> **What is required**
Exactly as written, return every line of the data below.

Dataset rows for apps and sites
────

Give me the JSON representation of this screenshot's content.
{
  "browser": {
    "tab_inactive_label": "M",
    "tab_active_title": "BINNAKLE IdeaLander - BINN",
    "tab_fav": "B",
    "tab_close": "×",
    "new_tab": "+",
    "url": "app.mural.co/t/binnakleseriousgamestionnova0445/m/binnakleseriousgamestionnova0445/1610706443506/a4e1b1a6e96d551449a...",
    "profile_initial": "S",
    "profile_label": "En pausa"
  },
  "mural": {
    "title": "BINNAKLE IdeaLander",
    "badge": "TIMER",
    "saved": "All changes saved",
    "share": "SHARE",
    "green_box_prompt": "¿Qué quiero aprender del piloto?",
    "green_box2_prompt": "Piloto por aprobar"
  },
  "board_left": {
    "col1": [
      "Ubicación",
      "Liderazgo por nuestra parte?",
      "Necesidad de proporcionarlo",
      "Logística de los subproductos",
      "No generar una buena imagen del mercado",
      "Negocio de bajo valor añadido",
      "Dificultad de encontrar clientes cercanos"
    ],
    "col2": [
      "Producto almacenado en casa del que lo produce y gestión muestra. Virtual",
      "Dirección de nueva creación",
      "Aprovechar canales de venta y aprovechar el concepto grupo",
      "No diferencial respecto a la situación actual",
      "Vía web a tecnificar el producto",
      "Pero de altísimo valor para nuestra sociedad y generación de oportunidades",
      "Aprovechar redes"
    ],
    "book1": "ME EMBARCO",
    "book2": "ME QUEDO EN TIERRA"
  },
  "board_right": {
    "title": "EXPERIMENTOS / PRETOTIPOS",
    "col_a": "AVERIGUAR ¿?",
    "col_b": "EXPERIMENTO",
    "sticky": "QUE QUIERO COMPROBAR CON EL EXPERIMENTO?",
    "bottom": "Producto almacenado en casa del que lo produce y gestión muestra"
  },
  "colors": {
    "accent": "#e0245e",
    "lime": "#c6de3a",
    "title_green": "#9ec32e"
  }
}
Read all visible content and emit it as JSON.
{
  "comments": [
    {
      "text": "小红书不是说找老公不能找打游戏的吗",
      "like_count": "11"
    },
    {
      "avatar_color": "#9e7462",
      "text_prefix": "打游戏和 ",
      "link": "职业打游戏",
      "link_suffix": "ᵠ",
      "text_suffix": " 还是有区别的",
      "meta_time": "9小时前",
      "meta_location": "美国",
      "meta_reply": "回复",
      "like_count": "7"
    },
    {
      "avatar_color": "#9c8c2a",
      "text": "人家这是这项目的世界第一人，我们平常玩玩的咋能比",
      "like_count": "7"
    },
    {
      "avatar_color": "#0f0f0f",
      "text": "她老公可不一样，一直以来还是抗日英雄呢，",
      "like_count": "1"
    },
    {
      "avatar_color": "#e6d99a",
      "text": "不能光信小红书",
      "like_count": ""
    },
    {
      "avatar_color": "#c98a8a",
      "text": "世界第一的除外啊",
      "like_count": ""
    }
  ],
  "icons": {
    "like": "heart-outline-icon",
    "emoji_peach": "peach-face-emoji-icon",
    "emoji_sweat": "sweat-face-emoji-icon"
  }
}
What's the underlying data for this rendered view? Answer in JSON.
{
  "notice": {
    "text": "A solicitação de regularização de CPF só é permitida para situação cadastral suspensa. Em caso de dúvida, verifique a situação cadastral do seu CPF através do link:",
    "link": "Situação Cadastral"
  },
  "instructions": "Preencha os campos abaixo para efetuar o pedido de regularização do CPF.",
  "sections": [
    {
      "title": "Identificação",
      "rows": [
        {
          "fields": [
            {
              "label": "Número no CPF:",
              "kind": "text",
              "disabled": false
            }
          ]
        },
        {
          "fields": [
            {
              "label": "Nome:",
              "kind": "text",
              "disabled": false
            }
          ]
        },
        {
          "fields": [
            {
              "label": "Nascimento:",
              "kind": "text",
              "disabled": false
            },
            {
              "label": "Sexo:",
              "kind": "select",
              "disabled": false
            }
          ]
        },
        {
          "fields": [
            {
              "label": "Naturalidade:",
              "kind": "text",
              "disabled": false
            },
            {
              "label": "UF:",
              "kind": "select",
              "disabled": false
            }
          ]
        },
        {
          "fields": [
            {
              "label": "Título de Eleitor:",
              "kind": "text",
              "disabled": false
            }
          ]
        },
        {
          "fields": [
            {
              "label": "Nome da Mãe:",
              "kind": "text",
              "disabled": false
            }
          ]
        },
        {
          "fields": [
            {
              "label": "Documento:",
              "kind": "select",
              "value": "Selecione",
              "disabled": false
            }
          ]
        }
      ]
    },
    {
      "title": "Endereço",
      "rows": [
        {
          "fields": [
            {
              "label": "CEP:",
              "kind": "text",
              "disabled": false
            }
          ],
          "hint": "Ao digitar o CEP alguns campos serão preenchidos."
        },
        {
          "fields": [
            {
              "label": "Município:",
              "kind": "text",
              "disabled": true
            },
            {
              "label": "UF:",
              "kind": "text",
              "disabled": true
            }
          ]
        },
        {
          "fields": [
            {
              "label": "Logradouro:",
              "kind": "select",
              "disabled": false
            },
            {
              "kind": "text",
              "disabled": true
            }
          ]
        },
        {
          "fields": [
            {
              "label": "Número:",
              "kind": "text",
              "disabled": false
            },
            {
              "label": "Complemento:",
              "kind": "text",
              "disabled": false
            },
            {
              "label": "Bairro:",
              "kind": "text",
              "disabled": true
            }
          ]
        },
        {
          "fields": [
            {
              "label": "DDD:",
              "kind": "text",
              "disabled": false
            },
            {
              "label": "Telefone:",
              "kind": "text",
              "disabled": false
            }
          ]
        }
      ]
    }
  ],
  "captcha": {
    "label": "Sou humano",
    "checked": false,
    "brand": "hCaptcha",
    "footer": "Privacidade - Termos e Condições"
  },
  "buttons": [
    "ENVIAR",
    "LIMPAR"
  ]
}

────

> **Worked solution**
Give me the JSON representation of this screenshot's content.
{
  "browser": {
    "tab_inactive_label": "M",
    "tab_active_title": "BINNAKLE IdeaLander - BINN",
    "tab_fav": "B",
    "tab_close": "×",
    "new_tab": "+",
    "url": "app.mural.co/t/binnakleseriousgamestionnova0445/m/binnakleseriousgamestionnova0445/1610706443506/a4e1b1a6e96d551449a...",
    "profile_initial": "S",
    "profile_label": "En pausa"
  },
  "mural": {
    "title": "BINNAKLE IdeaLander",
    "badge": "TIMER",
    "saved": "All changes saved",
    "share": "SHARE",
    "green_box_prompt": "¿Qué quiero aprender del piloto?",
    "green_box2_prompt": "Piloto por aprobar"
  },
  "board_left": {
    "col1": [
      "Ubicación",
      "Liderazgo por nuestra parte?",
      "Necesidad de proporcionarlo",
      "Logística de los subproductos",
      "No generar una buena imagen del mercado",
      "Negocio de bajo valor añadido",
      "Dificultad de encontrar clientes cercanos"
    ],
    "col2": [
      "Producto almacenado en casa del que lo produce y gestión muestra. Virtual",
      "Dirección de nueva creación",
      "Aprovechar canales de venta y aprovechar el concepto grupo",
      "No diferencial respecto a la situación actual",
      "Vía web a tecnificar el producto",
      "Pero de altísimo valor para nuestra sociedad y generación de oportunidades",
      "Aprovechar redes"
    ],
    "book1": "ME EMBARCO",
    "book2": "ME QUEDO EN TIERRA"
  },
  "board_right": {
    "title": "EXPERIMENTOS / PRETOTIPOS",
    "col_a": "AVERIGUAR ¿?",
    "col_b": "EXPERIMENTO",
    "sticky": "QUE QUIERO COMPROBAR CON EL EXPERIMENTO?",
    "bottom": "Producto almacenado en casa del que lo produce y gestión muestra"
  },
  "colors": {
    "accent": "#e0245e",
    "lime": "#c6de3a",
    "title_green": "#9ec32e"
  }
}
Read all visible content and emit it as JSON.
{
  "comments": [
    {
      "text": "小红书不是说找老公不能找打游戏的吗",
      "like_count": "11"
    },
    {
      "avatar_color": "#9e7462",
      "text_prefix": "打游戏和 ",
      "link": "职业打游戏",
      "link_suffix": "ᵠ",
      "text_suffix": " 还是有区别的",
      "meta_time": "9小时前",
      "meta_location": "美国",
      "meta_reply": "回复",
      "like_count": "7"
    },
    {
      "avatar_color": "#9c8c2a",
      "text": "人家这是这项目的世界第一人，我们平常玩玩的咋能比",
      "like_count": "7"
    },
    {
      "avatar_color": "#0f0f0f",
      "text": "她老公可不一样，一直以来还是抗日英雄呢，",
      "like_count": "1"
    },
    {
      "avatar_color": "#e6d99a",
      "text": "不能光信小红书",
      "like_count": ""
    },
    {
      "avatar_color": "#c98a8a",
      "text": "世界第一的除外啊",
      "like_count": ""
    }
  ],
  "icons": {
    "like": "heart-outline-icon",
    "emoji_peach": "peach-face-emoji-icon",
    "emoji_sweat": "sweat-face-emoji-icon"
  }
}
What's the underlying data for this rendered view? Answer in JSON.
{
  "notice": {
    "text": "A solicitação de regularização de CPF só é permitida para situação cadastral suspensa. Em caso de dúvida, verifique a situação cadastral do seu CPF através do link:",
    "link": "Situação Cadastral"
  },
  "instructions": "Preencha os campos abaixo para efetuar o pedido de regularização do CPF.",
  "sections": [
    {
      "title": "Identificação",
      "rows": [
        {
          "fields": [
            {
              "label": "Número no CPF:",
              "kind": "text",
              "disabled": false
            }
          ]
        },
        {
          "fields": [
            {
              "label": "Nome:",
              "kind": "text",
              "disabled": false
            }
          ]
        },
        {
          "fields": [
            {
              "label": "Nascimento:",
              "kind": "text",
              "disabled": false
            },
            {
              "label": "Sexo:",
              "kind": "select",
              "disabled": false
            }
          ]
        },
        {
          "fields": [
            {
              "label": "Naturalidade:",
              "kind": "text",
              "disabled": false
            },
            {
              "label": "UF:",
              "kind": "select",
              "disabled": false
            }
          ]
        },
        {
          "fields": [
            {
              "label": "Título de Eleitor:",
              "kind": "text",
              "disabled": false
            }
          ]
        },
        {
          "fields": [
            {
              "label": "Nome da Mãe:",
              "kind": "text",
              "disabled": false
            }
          ]
        },
        {
          "fields": [
            {
              "label": "Documento:",
              "kind": "select",
              "value": "Selecione",
              "disabled": false
            }
          ]
        }
      ]
    },
    {
      "title": "Endereço",
      "rows": [
        {
          "fields": [
            {
              "label": "CEP:",
              "kind": "text",
              "disabled": false
            }
          ],
          "hint": "Ao digitar o CEP alguns campos serão preenchidos."
        },
        {
          "fields": [
            {
              "label": "Município:",
              "kind": "text",
              "disabled": true
            },
            {
              "label": "UF:",
              "kind": "text",
              "disabled": true
            }
          ]
        },
        {
          "fields": [
            {
              "label": "Logradouro:",
              "kind": "select",
              "disabled": false
            },
            {
              "kind": "text",
              "disabled": true
            }
          ]
        },
        {
          "fields": [
            {
              "label": "Número:",
              "kind": "text",
              "disabled": false
            },
            {
              "label": "Complemento:",
              "kind": "text",
              "disabled": false
            },
            {
              "label": "Bairro:",
              "kind": "text",
              "disabled": true
            }
          ]
        },
        {
          "fields": [
            {
              "label": "DDD:",
              "kind": "text",
              "disabled": false
            },
            {
              "label": "Telefone:",
              "kind": "text",
              "disabled": false
            }
          ]
        }
      ]
    }
  ],
  "captcha": {
    "label": "Sou humano",
    "checked": false,
    "brand": "hCaptcha",
    "footer": "Privacidade - Termos e Condições"
  },
  "buttons": [
    "ENVIAR",
    "LIMPAR"
  ]
}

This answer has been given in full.